(RECORD EXTRACTS)

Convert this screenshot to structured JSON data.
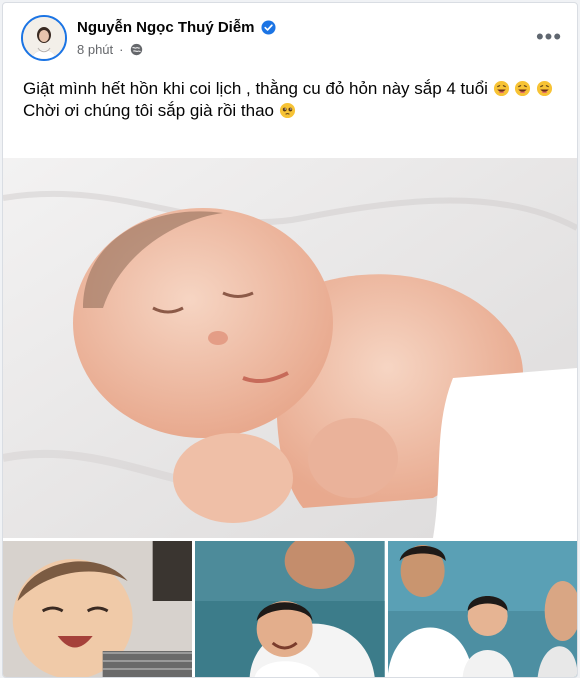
{
  "post": {
    "author": "Nguyễn Ngọc Thuý Diễm",
    "verified": true,
    "time": "8 phút",
    "privacy_icon": "globe-icon",
    "more_icon": "more-icon",
    "text_line1": "Giật mình hết hồn khi coi lịch , thằng cu đỏ hỏn này sắp 4 tuổi",
    "text_line2": "Chời ơi chúng tôi sắp già rồi thao"
  },
  "colors": {
    "accent": "#1b74e4",
    "text": "#050505",
    "secondary": "#65676b"
  }
}
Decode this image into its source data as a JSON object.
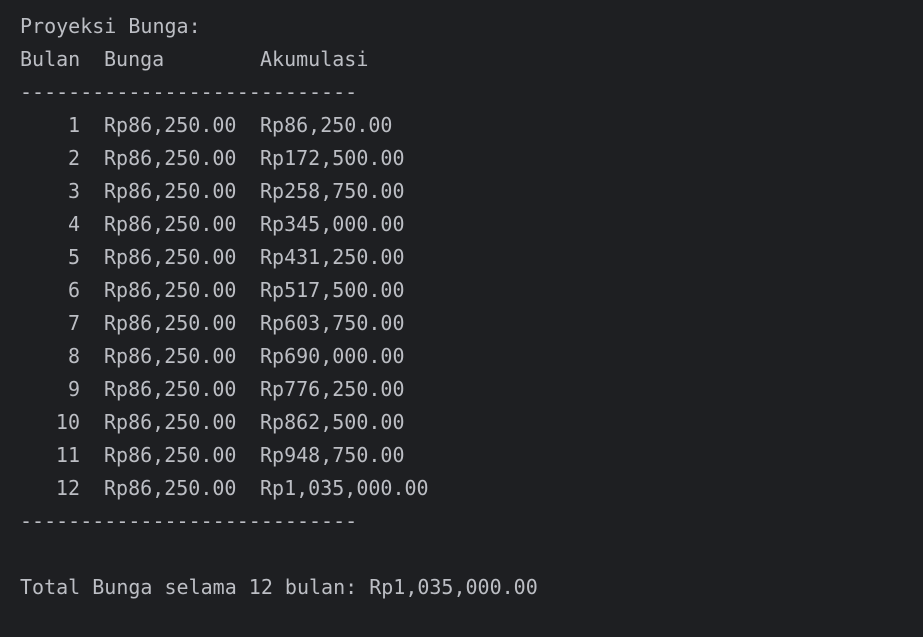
{
  "title": "Proyeksi Bunga:",
  "headers": {
    "month": "Bulan",
    "interest": "Bunga",
    "accumulation": "Akumulasi"
  },
  "separator": "----------------------------",
  "rows": [
    {
      "month": "1",
      "interest": "Rp86,250.00",
      "accumulation": "Rp86,250.00"
    },
    {
      "month": "2",
      "interest": "Rp86,250.00",
      "accumulation": "Rp172,500.00"
    },
    {
      "month": "3",
      "interest": "Rp86,250.00",
      "accumulation": "Rp258,750.00"
    },
    {
      "month": "4",
      "interest": "Rp86,250.00",
      "accumulation": "Rp345,000.00"
    },
    {
      "month": "5",
      "interest": "Rp86,250.00",
      "accumulation": "Rp431,250.00"
    },
    {
      "month": "6",
      "interest": "Rp86,250.00",
      "accumulation": "Rp517,500.00"
    },
    {
      "month": "7",
      "interest": "Rp86,250.00",
      "accumulation": "Rp603,750.00"
    },
    {
      "month": "8",
      "interest": "Rp86,250.00",
      "accumulation": "Rp690,000.00"
    },
    {
      "month": "9",
      "interest": "Rp86,250.00",
      "accumulation": "Rp776,250.00"
    },
    {
      "month": "10",
      "interest": "Rp86,250.00",
      "accumulation": "Rp862,500.00"
    },
    {
      "month": "11",
      "interest": "Rp86,250.00",
      "accumulation": "Rp948,750.00"
    },
    {
      "month": "12",
      "interest": "Rp86,250.00",
      "accumulation": "Rp1,035,000.00"
    }
  ],
  "total_line": "Total Bunga selama 12 bulan: Rp1,035,000.00",
  "colors": {
    "background": "#1e1f22",
    "text": "#bcbec4"
  }
}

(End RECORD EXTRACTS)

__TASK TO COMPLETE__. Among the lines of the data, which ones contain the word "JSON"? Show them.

__SOLUTION TO THIS PROBLEM__.
Convert this screenshot to structured JSON data.
Decode this image into its source data as a JSON object.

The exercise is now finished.